Stories sell whisky, now more than ever. Curious consumers, with cell phones in hand, want to know the full background of brown spirits before they purchase. Brands have positioned new releases accordingly.
It helps when brands already have authentic stories to back up this new marketing focus. Such as The Balvenie. Founded in 1892 by William Grant himself, this classic Scotch brand is best known for its innovative, trendsetting wood finishes. Tapping into its history, plus distillery staff behind the products, The Balvenie recently released its new ‘Stories’ line. These three very different whiskies represent “tales of character, endeavor and craft.”
If based only on flavor, this line is a success. I had chance to sample all three whiskies in the Stories line last night at a New York City launch event (at the marvelous Lotte New York Palace). While overall flavors varied greatly, all three Scotches showcased that dry/sweet base known to The Balvenie.
The lowest price point of the group is called The Sweet Toast of American Oak (43% ABV). This 12-year-old (The Balvenie put age statements on all three) finished in twice-charred white American oak barrels from Kentucky. The result is an Americanized Scotch bursting with dried, sweet, stone-fruit flavors. Add in an SRP of $59.99, and this is an excellent entry into the U.S. market, a bottle well worth tracking down for Scotch drinkers of all experience levels.
The Week of Peat, 48.3% and $99, is a 14-year-old with a name that references how long each year The Balvenie distillery makes peated whisky. Just one week. Coming from a Speyside producer not known for its smoky whisky, this unsurprisingly is not a campfire bomb. Rather, it’s a restrained smokiness that rounds off wonderfully in the brand’s trademark dry finish. Balancing the peat are sweet notes of citrus and honey: this is a whisky for anyone who wants an approachable smoky dram.
A Day of Dark Barley, 47.8% and $800, is a 26-year-old that originally released in 2006. As The Balvenie does with most special releases, it held back barrels of this heavily roasted dark barley expression, with a future release in mind. Brand Ambassador Naomi Leslie said that the brand can afford to retain old barrels in this manner because The Balvenie has meticulously maintained its aging stock. Hence why the distillery can put out more age statements despite this era of high consumer demand, rather than launching new blends without age statements, like so many producers caught off guard by the brown spirits boom.
Back to A Day of Dark Barley: With lengthy age this has grown rich and nutty. Dry tannic oak is balanced by toffee and brown sugar flavors from the extra-roasted dark barley. Obviously this an opulent whisky, both smooth and complex — a real treat.

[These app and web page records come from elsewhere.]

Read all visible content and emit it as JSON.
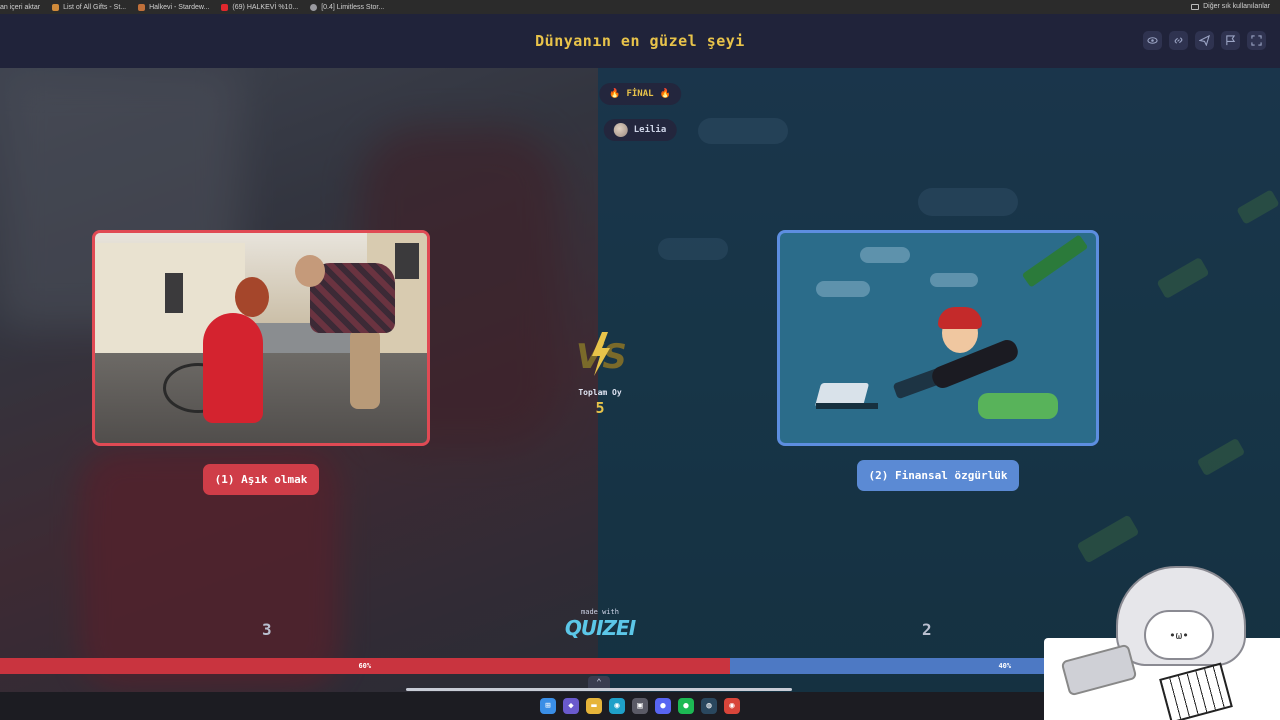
{
  "browser": {
    "bookmarks": [
      {
        "label": "an içeri aktar",
        "color": "#888888"
      },
      {
        "label": "List of All Gifts - St...",
        "color": "#d08a3a"
      },
      {
        "label": "Halkevi - Stardew...",
        "color": "#c0703a"
      },
      {
        "label": "(69) HALKEVİ %10...",
        "color": "#e0282d"
      },
      {
        "label": "[0.4] Limitless Stor...",
        "color": "#9a9aa0"
      }
    ],
    "other_bookmarks": "Diğer sık kullanılanlar"
  },
  "header": {
    "title": "Dünyanın en güzel şeyi",
    "icons": [
      "eye-icon",
      "link-icon",
      "send-icon",
      "flag-icon",
      "fullscreen-icon"
    ]
  },
  "match": {
    "round_label": "FİNAL",
    "user_name": "Leilia",
    "vs_label": "VS",
    "total_label": "Toplam Oy",
    "total_votes": "5"
  },
  "left": {
    "label": "(1) Aşık olmak",
    "votes": "3",
    "percent_text": "60%",
    "share": 0.6,
    "accent": "#cf3d48"
  },
  "right": {
    "label": "(2) Finansal özgürlük",
    "votes": "2",
    "percent_text": "40%",
    "share": 0.4,
    "accent": "#5b8ad4"
  },
  "footer": {
    "made_with": "made with",
    "brand": "QUIZEI"
  },
  "taskbar": {
    "apps": [
      {
        "name": "start-icon",
        "glyph": "⊞",
        "color": "#3a8ee6"
      },
      {
        "name": "copilot-icon",
        "glyph": "◆",
        "color": "#6a5acd"
      },
      {
        "name": "folder-icon",
        "glyph": "▬",
        "color": "#e6b43a"
      },
      {
        "name": "edge-icon",
        "glyph": "◉",
        "color": "#1fa0c8"
      },
      {
        "name": "store-icon",
        "glyph": "▣",
        "color": "#5a5a66"
      },
      {
        "name": "discord-icon",
        "glyph": "●",
        "color": "#5865f2"
      },
      {
        "name": "spotify-icon",
        "glyph": "●",
        "color": "#1db954"
      },
      {
        "name": "steam-icon",
        "glyph": "◍",
        "color": "#2a475e"
      },
      {
        "name": "chrome-icon",
        "glyph": "◉",
        "color": "#d8453a"
      }
    ]
  }
}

Each of these new Scotches comes in a canister and label that both explain in length the unique stories and distillery personnel behind the different productions. For those who like to learn about what they drink, there’s no need for Google here. Simply pick up the packaging and read.
Which is all to say that these fit perfectly with modern-day trends of diverse flavors, unique production and interesting backgrounds. The Balvenie has always had been in touch with the evolving whisky market — if not a step or two ahead — and its new Stories line continues this tradition.
Kyle Swartz is editor of Beverage Dynamics magazine. Reach him at firstname.lastname@example.org or on Twitter @kswartzz or Instagram @cheers_magazine. Read his recent piece, 7 Trends Behind the Irish Whiskey Boom.